Digital billboards in Nairobi are mining pollution data, in an initiative meant to check and increase air quality awareness among the city’s 4.7 million inhabitants.
The digital billboards started to live stream Nairobi’s real-time air pollution through a collaborative effort with the UN Environment Programme (UNEP), IQAir, a Swiss air quality technology company, Safaricom, Alpha and Jam Ltd and Metropolitan Star Lite Ltd, Out Of Home (OOH) media.
The data has some of the most harmful type of air pollution, fine airborne particles, known as PM2.5. The pilot aims to engage the public by streaming real-time air pollution information to digital billboards at four critical locations in the city: Moi Avenue, University Way, Mbagathi Way and Jomo Kenyatta International Airport.
PM2.5 causes serious health issues, including asthma, lung cancer, and heart disease. Exposure to PM2.5 has also been associated with low birth weight, increased acute respiratory infections, and stroke.
“Real-time air quality monitoring will help us with the issuance of health advisories as well as for formulation of smart traffic controls that minimize congestion,” said Lawrence Mwangi, Assistant Director of Environment in charge of pollution control at the Nairobi County Government.
“Dynamic advisories demonstrated through this collaboration will help people limit their exposure to harmful pollutants.”
Around 3 billion people cook and heat their homes using open fires and simple stoves burning biomass (wood, animal dung and crop waste) and coal.
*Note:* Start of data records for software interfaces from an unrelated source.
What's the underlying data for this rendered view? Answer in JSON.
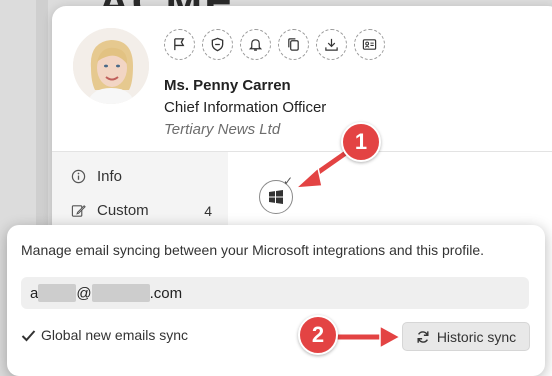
{
  "background": {
    "logo_text": "ACME"
  },
  "profile": {
    "name": "Ms. Penny Carren",
    "title": "Chief Information Officer",
    "company": "Tertiary News Ltd",
    "actions": [
      "flag-icon",
      "shield-icon",
      "bell-icon",
      "copy-icon",
      "download-icon",
      "id-card-icon"
    ]
  },
  "sidebar": {
    "items": [
      {
        "label": "Info",
        "icon": "info-icon",
        "count": ""
      },
      {
        "label": "Custom",
        "icon": "edit-icon",
        "count": "4"
      }
    ]
  },
  "integrations": {
    "windows_button_icon": "windows-icon",
    "connected_mark": "✓"
  },
  "annotations": {
    "badge_1": "1",
    "badge_2": "2",
    "color": "#e34343"
  },
  "popover": {
    "description": "Manage email syncing between your Microsoft integrations and this profile.",
    "email": {
      "prefix": "a",
      "at": "@",
      "suffix": ".com"
    },
    "global_sync_label": "Global new emails sync",
    "global_sync_checked": true,
    "historic_sync_label": "Historic sync"
  }
}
More than half of premature deaths due to pneumonia among children under five are caused by particulate matter (soot) inhaled from household air pollution. Outdoor air pollution in both cities and rural areas was estimated to cause three million premature deaths worldwide in 2012 with 88 percent of those premature deaths occurring in low- and middle-income countries.
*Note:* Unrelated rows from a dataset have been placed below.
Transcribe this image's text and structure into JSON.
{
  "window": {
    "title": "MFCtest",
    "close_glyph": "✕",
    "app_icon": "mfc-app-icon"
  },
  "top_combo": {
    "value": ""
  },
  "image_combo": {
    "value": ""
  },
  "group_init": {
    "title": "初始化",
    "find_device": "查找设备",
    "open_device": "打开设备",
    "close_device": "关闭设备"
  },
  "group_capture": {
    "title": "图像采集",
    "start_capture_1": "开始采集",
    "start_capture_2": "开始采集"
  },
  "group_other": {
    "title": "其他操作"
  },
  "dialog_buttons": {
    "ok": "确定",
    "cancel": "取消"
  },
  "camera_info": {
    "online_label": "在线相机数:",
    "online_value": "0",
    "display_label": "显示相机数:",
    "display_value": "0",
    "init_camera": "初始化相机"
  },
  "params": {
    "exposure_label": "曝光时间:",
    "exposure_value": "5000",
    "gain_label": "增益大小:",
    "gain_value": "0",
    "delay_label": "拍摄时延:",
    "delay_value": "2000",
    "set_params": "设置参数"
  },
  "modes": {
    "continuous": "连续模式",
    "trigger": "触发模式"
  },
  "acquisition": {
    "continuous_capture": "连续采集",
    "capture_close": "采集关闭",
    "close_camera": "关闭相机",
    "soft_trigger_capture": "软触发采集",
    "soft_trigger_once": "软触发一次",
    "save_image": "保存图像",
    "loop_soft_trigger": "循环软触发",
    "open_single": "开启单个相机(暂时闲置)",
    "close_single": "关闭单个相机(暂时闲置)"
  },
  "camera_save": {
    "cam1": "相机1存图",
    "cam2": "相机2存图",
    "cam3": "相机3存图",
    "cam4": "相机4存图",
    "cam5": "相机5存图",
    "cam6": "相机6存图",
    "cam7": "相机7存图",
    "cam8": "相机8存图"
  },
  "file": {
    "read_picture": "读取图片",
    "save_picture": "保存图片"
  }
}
Policies and investments supporting cleaner transport, energy-efficient housing, power generation, industry and better municipal waste management would reduce key sources of urban outdoor air pollution. Most residents of the city do not have access to real-time air quality data and consequently, are often unaware of the harmful levels of air they breathe.
“Action on air pollution, which is responsible for millions of premature deaths a year, is critical – efforts should focus on high-risk communities, such as people living in informal urban settlements,” said Inger Andersen, Executive Director of UNEP.
“Through our partnership with UNEP, we are able to leverage real-time air quality monitoring data, machine learning and data visualization to help identify those that are most affected by global air pollution. The real-time visibility of the impact of air pollution on mankind, combined with the outreach and support that the UNEP offers, can help governments and communities around the world take actions that lead to cleaner, healthier air,” said IQAir CEO Frank Hammes.
The Nairobi air quality awareness demonstration project is the result of a unique collaboration between the UN, the private sector, academia, non-governmental and local governmental organizations and is expected to accelerate efforts to change how transport, waste management and other services are managed in cities so that air pollution from these activities is significantly reduced, if not eliminated.
“This partnership lies very much at the heart of our sustainability agenda that seeks to address environmental issues such as air pollution which remains a major challenge especially in urban centres. We intend to use our digital platforms and expansive network infrastructure to support the air quality monitoring project to expand across more urban areas in Kenya. We will also foster partnerships with other stakeholders including regulators, relevant ministries and private organizations to help build a compressive and sustainable air quality monitoring system in the long run”, said Peter Ndegwa, CEO, Safaricom.